** DATASET CONTENT follows **

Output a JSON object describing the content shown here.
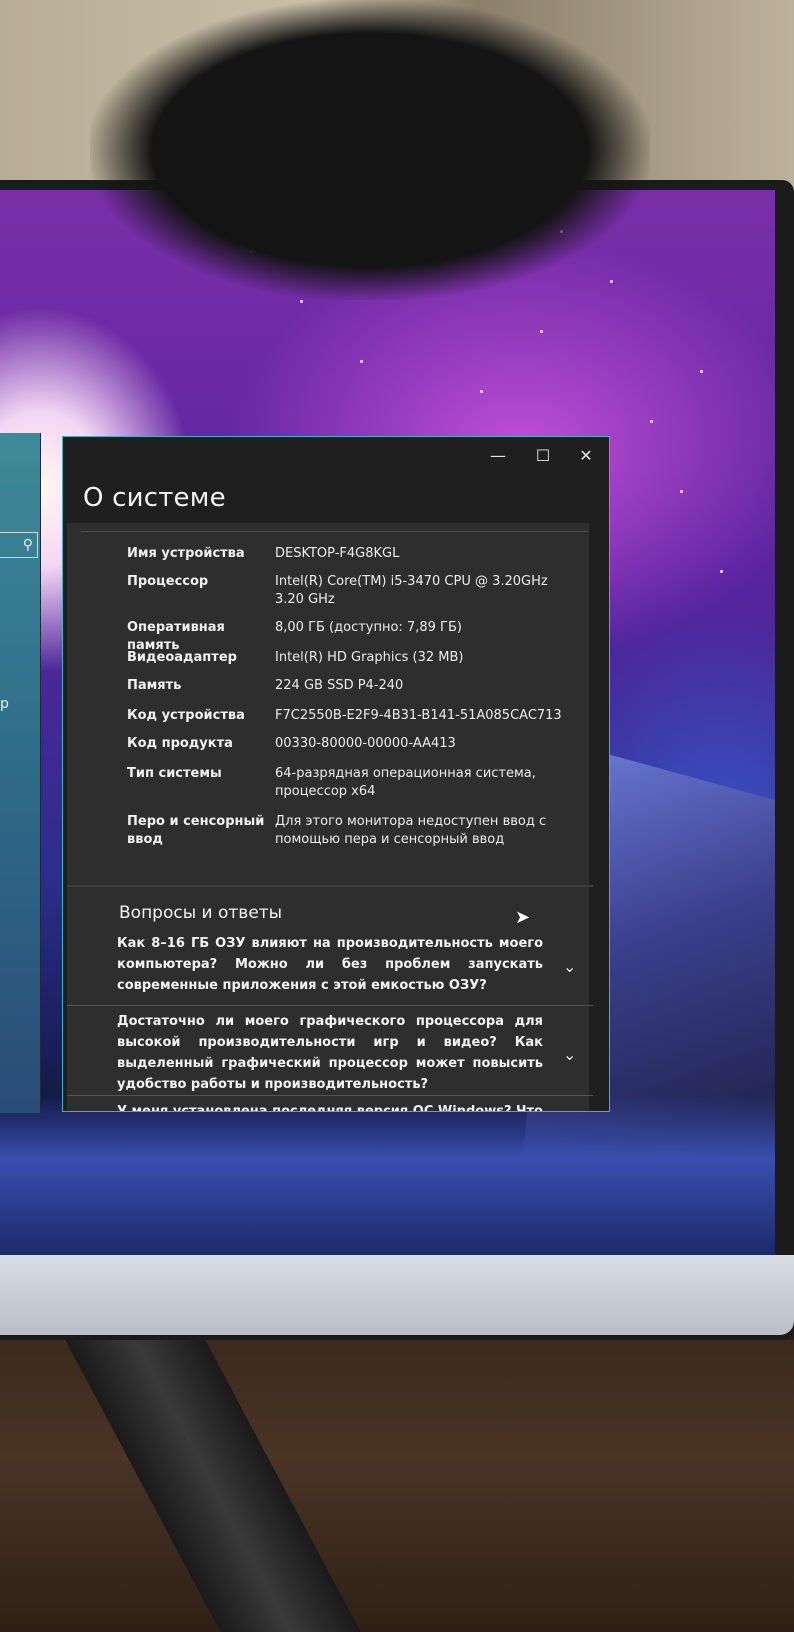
{
  "window": {
    "title": "О системе",
    "controls": {
      "minimize": "—",
      "maximize": "☐",
      "close": "✕"
    }
  },
  "specs": [
    {
      "label": "Имя устройства",
      "value": "DESKTOP-F4G8KGL"
    },
    {
      "label": "Процессор",
      "value": "Intel(R) Core(TM) i5-3470 CPU @ 3.20GHz 3.20 GHz"
    },
    {
      "label": "Оперативная память",
      "value": "8,00 ГБ (доступно: 7,89 ГБ)"
    },
    {
      "label": "Видеоадаптер",
      "value": "Intel(R) HD Graphics (32 MB)"
    },
    {
      "label": "Память",
      "value": "224 GB SSD P4-240"
    },
    {
      "label": "Код устройства",
      "value": "F7C2550B-E2F9-4B31-B141-51A085CAC713"
    },
    {
      "label": "Код продукта",
      "value": "00330-80000-00000-AA413"
    },
    {
      "label": "Тип системы",
      "value": "64-разрядная операционная система, процессор x64"
    },
    {
      "label": "Перо и сенсорный ввод",
      "value": "Для этого монитора недоступен ввод с помощью пера и сенсорный ввод"
    }
  ],
  "qa": {
    "title": "Вопросы и ответы",
    "items": [
      {
        "question": "Как 8–16 ГБ ОЗУ влияют на производительность моего компьютера? Можно ли без проблем запускать современные приложения с этой емкостью ОЗУ?"
      },
      {
        "question": "Достаточно ли моего графического процессора для высокой производительности игр и видео? Как выделенный графический процессор может повысить удобство работы и производительность?"
      },
      {
        "question": "У меня установлена последняя версия ОС Windows? Что"
      }
    ]
  },
  "background_settings": {
    "search_icon": "search-icon"
  },
  "icons": {
    "chevron": "chevron-down-icon",
    "cursor": "mouse-cursor-icon"
  },
  "colors": {
    "window_border": "#3fb0c8",
    "content_bg": "#2e2e2e",
    "window_bg": "#1f1f1f"
  }
}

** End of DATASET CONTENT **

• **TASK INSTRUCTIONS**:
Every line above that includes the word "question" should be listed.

• **OUTPUT OF THE EXERCISE**:
        "question": "Как 8–16 ГБ ОЗУ влияют на производительность моего компьютера? Можно ли без проблем запускать современные приложения с этой емкостью ОЗУ?"
        "question": "Достаточно ли моего графического процессора для высокой производительности игр и видео? Как выделенный графический процессор может повысить удобство работы и производительность?"
        "question": "У меня установлена последняя версия ОС Windows? Что"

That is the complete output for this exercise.